It’s one thing to write fiction about legal cases, but when it comes to the police and criminal investigation aspects, the story follows real-life events. The film is set in 2007, during the height of the height of the financial crisis. The producers cite the panic in the air as the main reason for choosing that particular year for the story. Like many other lawyers at the time, Eric Addison battles to get his law firm up and running again. One of the case files that he has to look through involves a woman named Tiffany Brown who was allegedly kidnapped by three men. The case was eventually solved, but the trauma from the experience led to Brown’s subsequent attempt at suicide. The producers of the film say that it was a particularly harrowing time for lawyers, as they had to work through great physical and mental stress cases. They wanted to make sure that everyone knew exactly what was going on, and how important it was that they did their job properly.

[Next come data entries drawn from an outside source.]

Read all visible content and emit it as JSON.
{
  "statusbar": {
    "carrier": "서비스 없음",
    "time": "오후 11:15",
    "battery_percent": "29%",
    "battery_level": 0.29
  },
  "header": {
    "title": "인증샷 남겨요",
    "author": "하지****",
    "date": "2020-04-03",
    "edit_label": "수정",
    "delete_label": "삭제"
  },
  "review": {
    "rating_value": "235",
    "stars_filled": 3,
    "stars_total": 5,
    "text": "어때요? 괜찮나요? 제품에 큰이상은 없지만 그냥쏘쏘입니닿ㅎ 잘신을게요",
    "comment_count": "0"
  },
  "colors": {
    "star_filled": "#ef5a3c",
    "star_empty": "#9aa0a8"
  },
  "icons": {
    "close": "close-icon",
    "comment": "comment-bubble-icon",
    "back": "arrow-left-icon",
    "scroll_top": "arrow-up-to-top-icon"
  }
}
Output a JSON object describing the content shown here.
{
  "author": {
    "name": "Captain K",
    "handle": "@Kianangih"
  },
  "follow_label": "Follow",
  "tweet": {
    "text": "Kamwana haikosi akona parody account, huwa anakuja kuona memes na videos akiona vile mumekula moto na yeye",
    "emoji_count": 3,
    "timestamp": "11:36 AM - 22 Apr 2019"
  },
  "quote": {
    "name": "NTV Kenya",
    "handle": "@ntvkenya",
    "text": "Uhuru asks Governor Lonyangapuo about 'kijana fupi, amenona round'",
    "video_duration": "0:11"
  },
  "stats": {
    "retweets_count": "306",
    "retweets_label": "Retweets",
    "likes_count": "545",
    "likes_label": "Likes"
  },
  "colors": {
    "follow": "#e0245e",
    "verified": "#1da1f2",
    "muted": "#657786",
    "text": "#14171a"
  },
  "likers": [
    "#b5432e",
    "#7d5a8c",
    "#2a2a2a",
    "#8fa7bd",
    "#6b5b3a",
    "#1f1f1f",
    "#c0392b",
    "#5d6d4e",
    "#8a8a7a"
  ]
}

The police interrogate Brown after she’s been identified as the mastermind behind the kidnapping. The officers treat her with hostility, which the actress says is completely unwarranted. “I think that the way she was interrogated made it seem very much like she was guilty. And I don’t think that that was the case at all,” said Arquette. “I think that she was very cooperative with the police officers, and she followed their instructions well. But they were treating her like a criminal, which I don’t think was fair.”
Although the kidnapping case against Scottie Sanders is eventually proven to be false, the damage has been done. The young man is humiliated, and decides to leave school after his graduation party. On the way home, he decides to pull a gun on a traffic light and demands to know where his money is. After a brief struggle, Sanders shoots and kills the light, and flees the scene. He is later found guilty of murder and sentenced to 25 years to life in prison. The police inform the media that the case, which had been deemed ‘unsolvable’, has now been officially closed. The producers of the film decided to leave the audience with a sense of hope that justice would prevail.
This is not the case, however, because not all of the traffic lights in New York are equipped with a photo-electric cell that detects whether or not a car is approaching. The absence of this cell in the aforementioned intersection leads to another, much larger police investigation being launched, and ultimately, results in the birth of another film: Denial. In Denial, Sanders’ story takes a very different turn, as he finds himself at the centre of a conspiracy involving a powerful figure from the Democratic party, and a group of wealthy investors who want to take over his company. Sanders is framed, and has to fight for his life.
In The Rise of Pattinson, the question is never really whether or not the protagonists will be found guilty; it’s whether or not they’ll be able to prove their innocence. The film is at its most fascinating when it comes to exploring the justice system and the many procedural errors that can occur in an investigation.
There are so many aspects to this story, but most importantly, it raises questions about the nature of justice and the American legal system. After all, if the police and the courts are not doing their job properly, then who is?